The world financial system is hosed. Similar scale problems include the German fiasco on the Eastern Front, the Soviet Union – all of it, global warming, and Reconstruction. Who do you think can fix it? Some guy who partied his way through school and has proven he can’t keep it straight. Or the dudes who figured out how to clone stem cells. I know where I’d put my money, and it ain’t on Wall Street.

-Futbol Guru,


David Roggendorff said:

John, I think you're overselling hard science.  I think of banking (for instance) as more like playing poker - what with the poker face, etc.  One banking team must out-fake other forces, including the government regulators, the government spenders, other banks, and other monitory establishments.  

Banking is harder than a normal stochastic problem.  Each replication has a different environment, so it is not an A B test.  Ditto for each instance of the banks.  Only something more like a process control model might work - but that would require cooperation by the interfering entities.

Not going to happen.  

Good article, though.  

# March 19, 2009 10:14 PM

FutbolGuru said:

In one sense you are right. However your argument doesn't apply to the current situation because so many of the players are cheating. I'm not saying bankers have failed because they are stupid. I'm saying they have failed because they have shown a streak of greed, irresponsibility, and dishonesty that goes back to high school. Engineers and scientists, while by no means perfect, are generally more intellectually honest people because they have to be, just to get through the difficult educational programs. Right now we just need people who understand the meaning of hard work and that $1 = $1, not $1 = 8.27 . We can worry about faking the other banker out later.
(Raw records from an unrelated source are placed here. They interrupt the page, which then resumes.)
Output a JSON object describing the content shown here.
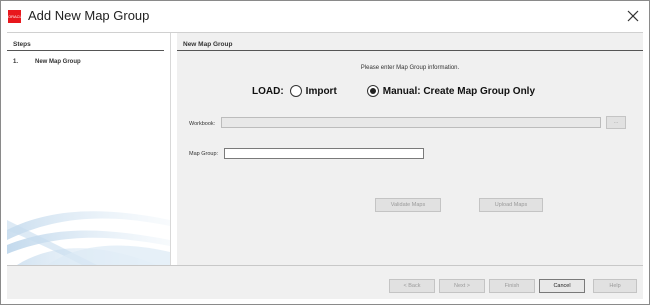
{
  "window": {
    "title": "Add New Map Group",
    "app_icon_text": "ORACLE"
  },
  "steps": {
    "header": "Steps",
    "items": [
      {
        "number": "1.",
        "label": "New Map Group"
      }
    ]
  },
  "main": {
    "header": "New Map Group",
    "intro": "Please enter Map Group information.",
    "load_label": "LOAD:",
    "options": [
      {
        "label": "Import",
        "selected": false
      },
      {
        "label": "Manual: Create Map Group Only",
        "selected": true
      }
    ],
    "workbook": {
      "label": "Workbook:",
      "value": "",
      "browse_label": "..."
    },
    "map_group": {
      "label": "Map Group:",
      "value": ""
    },
    "validate_label": "Validate Maps",
    "upload_label": "Upload Maps"
  },
  "footer": {
    "back_label": "< Back",
    "next_label": "Next >",
    "finish_label": "Finish",
    "cancel_label": "Cancel",
    "help_label": "Help"
  },
  "colors": {
    "brand": "#e8171d",
    "panel_bg": "#f0f0f0",
    "swoosh": "#b8d4ea"
  }
}
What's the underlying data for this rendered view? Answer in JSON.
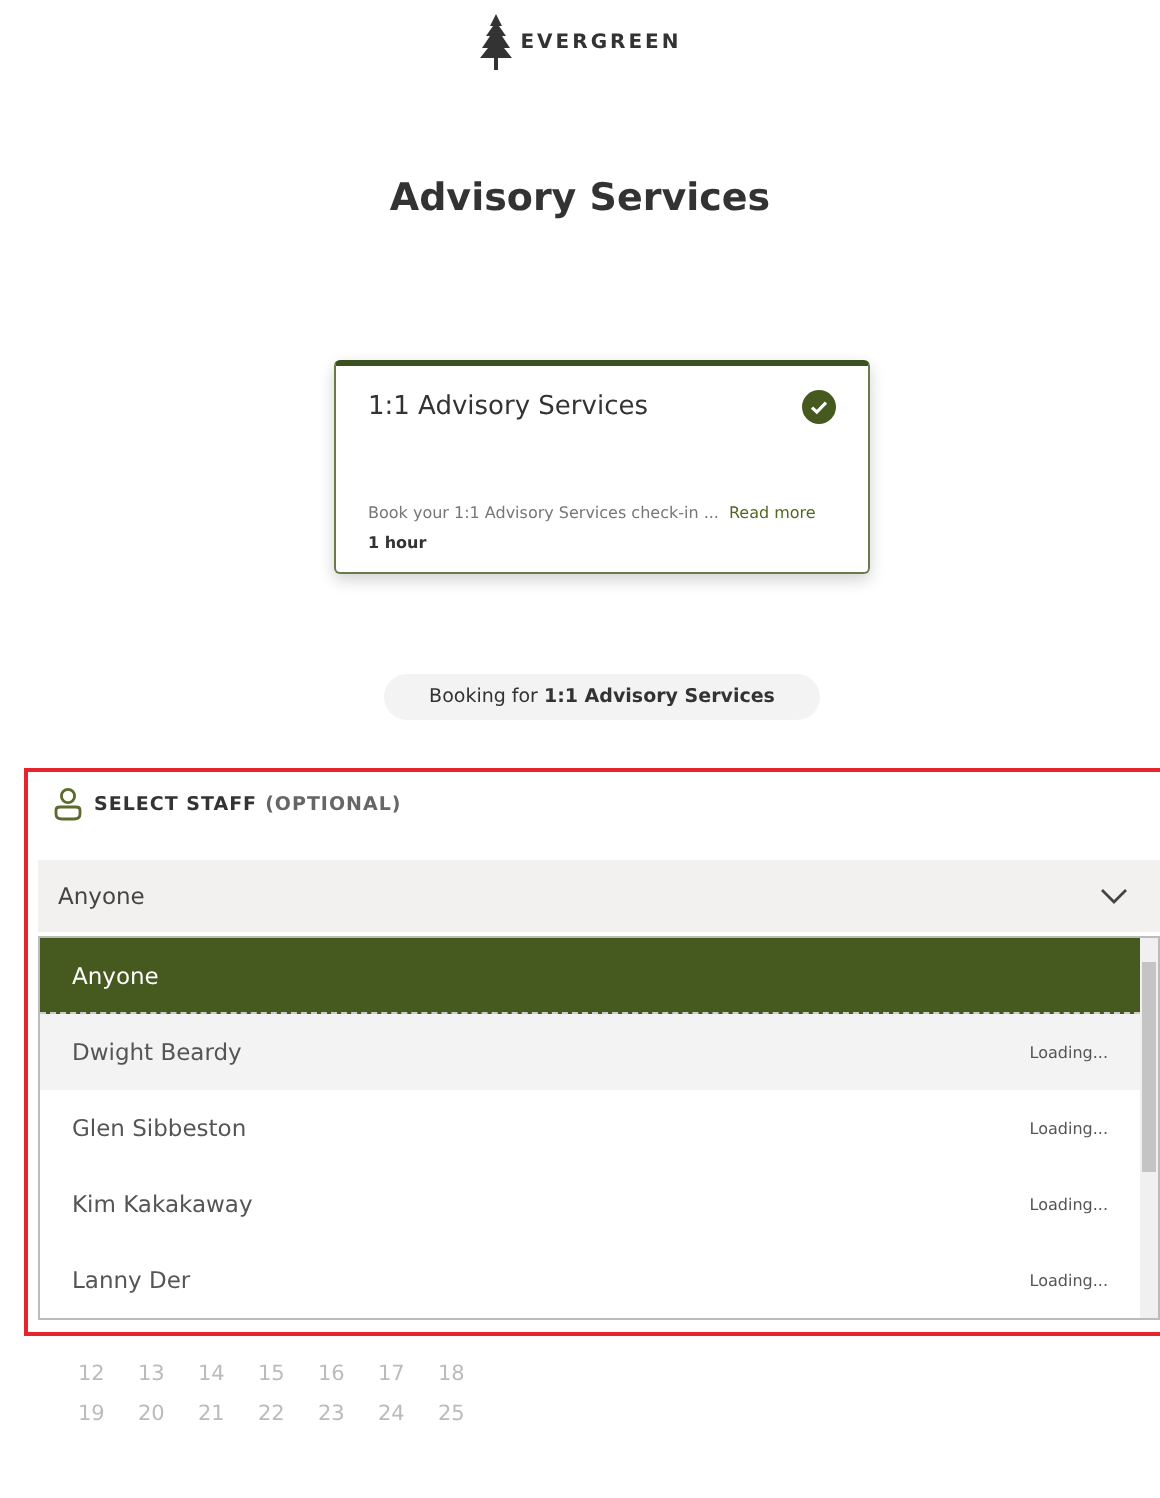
{
  "brand": {
    "name": "EVERGREEN"
  },
  "title": "Advisory Services",
  "service_card": {
    "title": "1:1 Advisory Services",
    "selected": true,
    "description": "Book your 1:1 Advisory Services check-in ...",
    "read_more": "Read more",
    "duration": "1 hour"
  },
  "booking_for": {
    "label": "Booking for",
    "service": "1:1 Advisory Services"
  },
  "staff_section": {
    "heading": "SELECT STAFF",
    "heading_note": "(OPTIONAL)",
    "select_value": "Anyone",
    "options": [
      {
        "name": "Anyone",
        "selected": true,
        "hovered": false
      },
      {
        "name": "Dwight Beardy",
        "status": "Loading...",
        "selected": false,
        "hovered": true
      },
      {
        "name": "Glen Sibbeston",
        "status": "Loading...",
        "selected": false,
        "hovered": false
      },
      {
        "name": "Kim Kakakaway",
        "status": "Loading...",
        "selected": false,
        "hovered": false
      },
      {
        "name": "Lanny Der",
        "status": "Loading...",
        "selected": false,
        "hovered": false
      }
    ]
  },
  "calendar": {
    "weeks": [
      [
        "12",
        "13",
        "14",
        "15",
        "16",
        "17",
        "18"
      ],
      [
        "19",
        "20",
        "21",
        "22",
        "23",
        "24",
        "25"
      ]
    ]
  }
}
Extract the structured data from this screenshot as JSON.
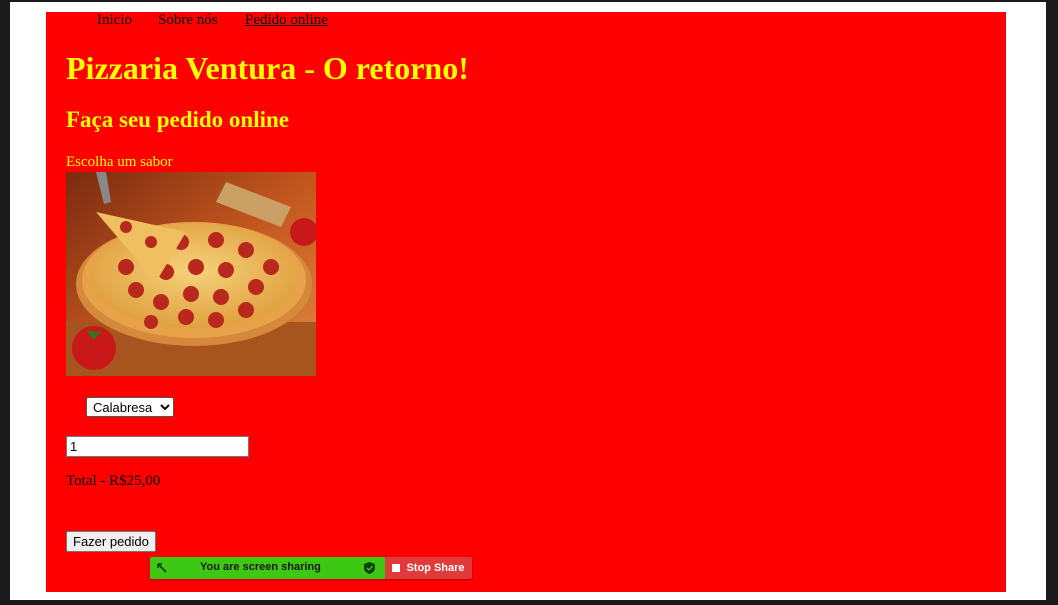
{
  "nav": {
    "items": [
      {
        "label": "Inicio",
        "active": false
      },
      {
        "label": "Sobre nós",
        "active": false
      },
      {
        "label": "Pedido online",
        "active": true
      }
    ]
  },
  "header": {
    "title": "Pizzaria Ventura - O retorno!",
    "subtitle": "Faça seu pedido online"
  },
  "order": {
    "choose_label": "Escolha um sabor",
    "image_icon": "pepperoni-pizza-photo",
    "flavor_selected": "Calabresa",
    "quantity_value": "1",
    "total_text": "Total - R$25,00",
    "submit_label": "Fazer pedido"
  },
  "screen_share": {
    "status_text": "You are screen sharing",
    "stop_label": "Stop Share",
    "status_color": "#3cc813",
    "stop_color": "#e03a3a"
  },
  "colors": {
    "panel_bg": "#ff0000",
    "heading": "#ffff00"
  }
}
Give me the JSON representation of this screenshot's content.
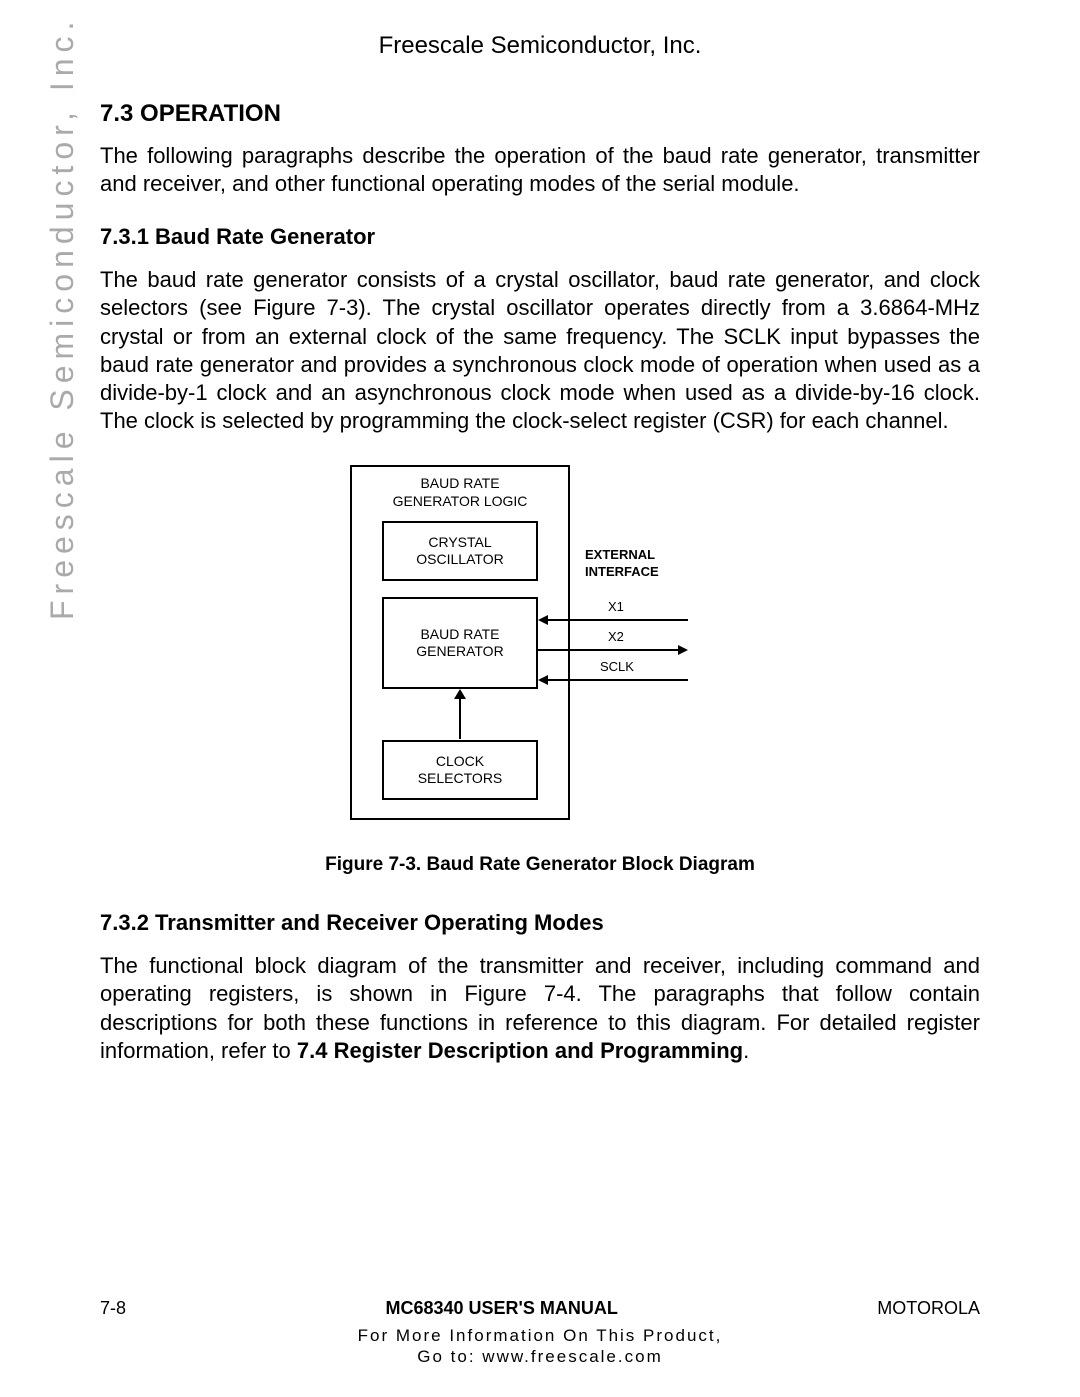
{
  "header": {
    "company": "Freescale Semiconductor, Inc."
  },
  "watermark": "Freescale Semiconductor, Inc.",
  "section": {
    "num_title": "7.3 OPERATION",
    "intro": "The following paragraphs describe the operation of the baud rate generator, transmitter and receiver, and other functional operating modes of the serial module."
  },
  "sub1": {
    "num_title": "7.3.1 Baud Rate Generator",
    "para": "The baud rate generator consists of a crystal oscillator, baud rate generator, and clock selectors (see Figure 7-3). The crystal oscillator operates directly from a 3.6864-MHz crystal or from an external clock of the same frequency. The SCLK input bypasses the baud rate generator and provides a synchronous clock mode of operation when used as a divide-by-1 clock and an asynchronous clock mode when used as a divide-by-16 clock. The clock is selected by programming the clock-select register (CSR) for each channel."
  },
  "diagram": {
    "top_label_l1": "BAUD RATE",
    "top_label_l2": "GENERATOR LOGIC",
    "box_crystal_l1": "CRYSTAL",
    "box_crystal_l2": "OSCILLATOR",
    "box_brg_l1": "BAUD RATE",
    "box_brg_l2": "GENERATOR",
    "box_clk_l1": "CLOCK",
    "box_clk_l2": "SELECTORS",
    "ext_l1": "EXTERNAL",
    "ext_l2": "INTERFACE",
    "sig_x1": "X1",
    "sig_x2": "X2",
    "sig_sclk": "SCLK"
  },
  "figure_caption": "Figure 7-3. Baud Rate Generator Block Diagram",
  "sub2": {
    "num_title": "7.3.2 Transmitter and Receiver Operating Modes",
    "para_before_bold": "The functional block diagram of the transmitter and receiver, including command and operating registers, is shown in Figure 7-4. The paragraphs that follow contain descriptions for both these functions in reference to this diagram. For detailed register information, refer to ",
    "bold_ref": "7.4 Register Description and Programming",
    "para_after_bold": "."
  },
  "footer": {
    "page": "7-8",
    "manual": "MC68340 USER'S MANUAL",
    "brand": "MOTOROLA",
    "info_l1": "For More Information On This Product,",
    "info_l2": "Go to: www.freescale.com"
  }
}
# March 23, 2009 8:35 AM

Thedesolateone said:

Are you arguing that we should put some enlightened individuals in control of society?

# March 29, 2009 9:24 AM

FutbolGuru said:

Enlightened? That word means something different to every person who uses it. I'd just settle for some honest ones.

# April 1, 2009 8:25 AM

Thedesolateone said:

What I'm saying is: how can you justify their control in the first place?

# April 5, 2009 7:26 AM

FutbolGuru said:

I justify their control the same way I justify the police. While their presence is sometimes a hindrance to us honest folk, and they occasionally make mistakes, most of us agree that they are necessary to keep the peace.

Apparently we are now in need of cash police on Wall Street. Whether people are just a lot more dishonest and greedy than they used to be, or if current rules simply allow them to be so, makes no difference. The current spate of traders, investors, and speculators need some adult oversight. And if it reduces market liquidity a bit I guess we can just say that the liars and cheats ruined it for the rest of us. If the next group shows a bit more responsibility and restraint I suppose we can talk about de-regulating when that time comes. Until then, we need a new sheriff in town even if no one likes him being there.

# April 7, 2009 12:42 PM

David Smith said:

Your commentary is quite insightful and I agree in most points. Offering only two clarifications: 1. Some have postulated that many of the perpetrators of this financial mess have backgrounds in "law." (And some in both "finance" and "law.") 2. Jimmy Carter was said to be an engineer, and Al Gore purportedly claims some techie heritage. As an engineer, I too am biased towards believing engineers and scientists to be more objective than most folks, but I regularly see plenty of emotion-based "thinking" among techies too.

Per your supplemental comments here, perhaps the real question is HOW to refurbish our system to attract and promote HONEST people into the positions of power.

# April 15, 2009 11:11 AM

FutbolGuru said:


Pay them less.


# April 15, 2009 11:21 AM